Search term "Acct": copy each line of the data containing it.

[Data shown Boundary: Start]

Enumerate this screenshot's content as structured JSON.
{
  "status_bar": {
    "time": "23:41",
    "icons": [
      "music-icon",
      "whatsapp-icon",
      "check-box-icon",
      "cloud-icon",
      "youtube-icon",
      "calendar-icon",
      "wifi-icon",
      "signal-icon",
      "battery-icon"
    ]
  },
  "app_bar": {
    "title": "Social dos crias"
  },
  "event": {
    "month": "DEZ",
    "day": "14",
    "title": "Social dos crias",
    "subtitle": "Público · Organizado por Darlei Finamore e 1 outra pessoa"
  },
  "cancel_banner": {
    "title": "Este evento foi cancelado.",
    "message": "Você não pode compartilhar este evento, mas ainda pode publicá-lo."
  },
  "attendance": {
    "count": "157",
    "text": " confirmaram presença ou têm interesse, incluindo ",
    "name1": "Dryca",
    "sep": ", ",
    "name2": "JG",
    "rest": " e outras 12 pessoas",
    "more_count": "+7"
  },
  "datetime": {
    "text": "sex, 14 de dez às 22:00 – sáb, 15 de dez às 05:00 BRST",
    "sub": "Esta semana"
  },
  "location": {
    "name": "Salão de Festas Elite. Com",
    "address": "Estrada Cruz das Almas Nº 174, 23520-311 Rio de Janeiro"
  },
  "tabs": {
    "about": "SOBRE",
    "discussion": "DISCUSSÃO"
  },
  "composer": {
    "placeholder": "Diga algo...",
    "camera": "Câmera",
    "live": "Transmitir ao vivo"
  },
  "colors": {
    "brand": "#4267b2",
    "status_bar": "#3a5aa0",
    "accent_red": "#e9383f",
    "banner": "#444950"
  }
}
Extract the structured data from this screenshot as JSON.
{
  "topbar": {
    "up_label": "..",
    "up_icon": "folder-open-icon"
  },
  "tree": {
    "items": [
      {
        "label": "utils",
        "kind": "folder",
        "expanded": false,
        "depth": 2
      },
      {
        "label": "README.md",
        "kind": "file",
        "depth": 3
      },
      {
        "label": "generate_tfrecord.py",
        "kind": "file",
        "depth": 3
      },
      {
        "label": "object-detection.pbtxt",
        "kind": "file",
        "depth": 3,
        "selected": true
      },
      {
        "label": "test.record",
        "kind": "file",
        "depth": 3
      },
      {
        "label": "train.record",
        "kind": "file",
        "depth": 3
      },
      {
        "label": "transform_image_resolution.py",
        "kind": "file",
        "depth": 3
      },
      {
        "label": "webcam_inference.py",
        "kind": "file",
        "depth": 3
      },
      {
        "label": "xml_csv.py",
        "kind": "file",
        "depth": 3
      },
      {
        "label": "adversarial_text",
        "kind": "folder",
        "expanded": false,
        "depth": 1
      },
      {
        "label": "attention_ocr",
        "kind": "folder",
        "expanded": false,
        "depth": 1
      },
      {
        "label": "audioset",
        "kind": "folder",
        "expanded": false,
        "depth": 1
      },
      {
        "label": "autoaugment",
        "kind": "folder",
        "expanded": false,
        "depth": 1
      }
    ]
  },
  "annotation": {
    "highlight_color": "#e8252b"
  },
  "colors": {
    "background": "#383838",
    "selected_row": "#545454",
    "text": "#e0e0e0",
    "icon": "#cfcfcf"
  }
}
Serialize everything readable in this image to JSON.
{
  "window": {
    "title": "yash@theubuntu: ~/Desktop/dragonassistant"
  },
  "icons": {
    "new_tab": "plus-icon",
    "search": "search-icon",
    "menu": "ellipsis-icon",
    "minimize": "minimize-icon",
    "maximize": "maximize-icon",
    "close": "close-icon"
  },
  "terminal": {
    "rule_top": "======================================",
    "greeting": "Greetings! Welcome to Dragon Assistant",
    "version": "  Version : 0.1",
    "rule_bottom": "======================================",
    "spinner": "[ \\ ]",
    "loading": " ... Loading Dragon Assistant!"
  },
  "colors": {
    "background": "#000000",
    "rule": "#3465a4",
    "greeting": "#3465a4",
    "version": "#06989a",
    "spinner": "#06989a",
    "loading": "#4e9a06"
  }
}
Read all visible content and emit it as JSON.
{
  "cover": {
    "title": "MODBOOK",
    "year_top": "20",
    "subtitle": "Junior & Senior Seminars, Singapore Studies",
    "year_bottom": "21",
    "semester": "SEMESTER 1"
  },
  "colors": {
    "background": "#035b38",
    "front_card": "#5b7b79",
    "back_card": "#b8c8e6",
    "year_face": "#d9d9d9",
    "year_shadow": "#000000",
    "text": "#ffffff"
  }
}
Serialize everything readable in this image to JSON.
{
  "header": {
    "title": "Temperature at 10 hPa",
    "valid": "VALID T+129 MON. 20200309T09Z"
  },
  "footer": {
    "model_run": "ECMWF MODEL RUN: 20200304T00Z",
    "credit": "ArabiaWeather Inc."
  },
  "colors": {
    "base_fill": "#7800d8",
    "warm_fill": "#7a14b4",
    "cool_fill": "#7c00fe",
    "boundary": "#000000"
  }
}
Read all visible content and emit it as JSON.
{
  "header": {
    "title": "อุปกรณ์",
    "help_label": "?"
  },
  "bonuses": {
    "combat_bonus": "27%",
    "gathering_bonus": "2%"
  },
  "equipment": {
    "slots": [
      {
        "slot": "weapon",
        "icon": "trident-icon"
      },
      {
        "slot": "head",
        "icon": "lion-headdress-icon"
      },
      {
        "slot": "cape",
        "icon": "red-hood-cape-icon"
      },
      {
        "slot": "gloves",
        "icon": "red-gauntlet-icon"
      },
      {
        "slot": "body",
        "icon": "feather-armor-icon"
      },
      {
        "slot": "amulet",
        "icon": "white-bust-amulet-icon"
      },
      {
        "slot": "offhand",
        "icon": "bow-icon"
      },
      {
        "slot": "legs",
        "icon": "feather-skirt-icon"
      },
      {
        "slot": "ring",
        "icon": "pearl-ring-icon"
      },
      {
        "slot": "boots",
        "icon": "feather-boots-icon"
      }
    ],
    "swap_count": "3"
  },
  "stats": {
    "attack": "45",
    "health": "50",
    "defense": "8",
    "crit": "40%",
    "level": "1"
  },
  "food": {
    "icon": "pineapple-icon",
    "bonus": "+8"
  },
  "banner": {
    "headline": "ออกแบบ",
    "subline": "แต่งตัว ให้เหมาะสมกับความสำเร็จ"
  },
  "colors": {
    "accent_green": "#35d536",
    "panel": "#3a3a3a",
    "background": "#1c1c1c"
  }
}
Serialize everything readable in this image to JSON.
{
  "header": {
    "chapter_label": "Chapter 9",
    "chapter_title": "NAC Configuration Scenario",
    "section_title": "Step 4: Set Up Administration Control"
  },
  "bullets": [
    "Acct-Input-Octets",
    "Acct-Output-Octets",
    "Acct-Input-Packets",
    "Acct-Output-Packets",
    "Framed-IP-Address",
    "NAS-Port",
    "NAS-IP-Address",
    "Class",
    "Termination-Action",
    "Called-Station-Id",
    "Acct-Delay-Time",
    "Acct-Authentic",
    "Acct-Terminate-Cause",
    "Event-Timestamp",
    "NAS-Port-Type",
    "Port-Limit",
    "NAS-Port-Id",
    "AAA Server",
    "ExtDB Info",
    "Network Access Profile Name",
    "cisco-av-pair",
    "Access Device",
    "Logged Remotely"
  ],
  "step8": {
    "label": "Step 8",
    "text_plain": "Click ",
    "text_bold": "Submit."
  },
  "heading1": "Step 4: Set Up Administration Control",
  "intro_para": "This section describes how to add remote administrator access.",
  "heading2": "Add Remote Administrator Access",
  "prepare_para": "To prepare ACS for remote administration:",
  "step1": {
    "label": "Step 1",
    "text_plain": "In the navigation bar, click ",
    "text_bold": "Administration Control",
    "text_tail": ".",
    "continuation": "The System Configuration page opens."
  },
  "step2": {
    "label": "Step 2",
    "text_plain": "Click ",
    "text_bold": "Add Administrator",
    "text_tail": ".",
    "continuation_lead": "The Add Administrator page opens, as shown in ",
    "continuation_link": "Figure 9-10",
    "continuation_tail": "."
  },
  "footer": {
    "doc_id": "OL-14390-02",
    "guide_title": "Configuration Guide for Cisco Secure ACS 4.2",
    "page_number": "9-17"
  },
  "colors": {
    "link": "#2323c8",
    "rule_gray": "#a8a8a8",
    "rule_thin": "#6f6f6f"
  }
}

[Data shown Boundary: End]

* **Task answer**
    "Acct-Input-Octets",
    "Acct-Output-Octets",
    "Acct-Input-Packets",
    "Acct-Output-Packets",
    "Acct-Delay-Time",
    "Acct-Authentic",
    "Acct-Terminate-Cause",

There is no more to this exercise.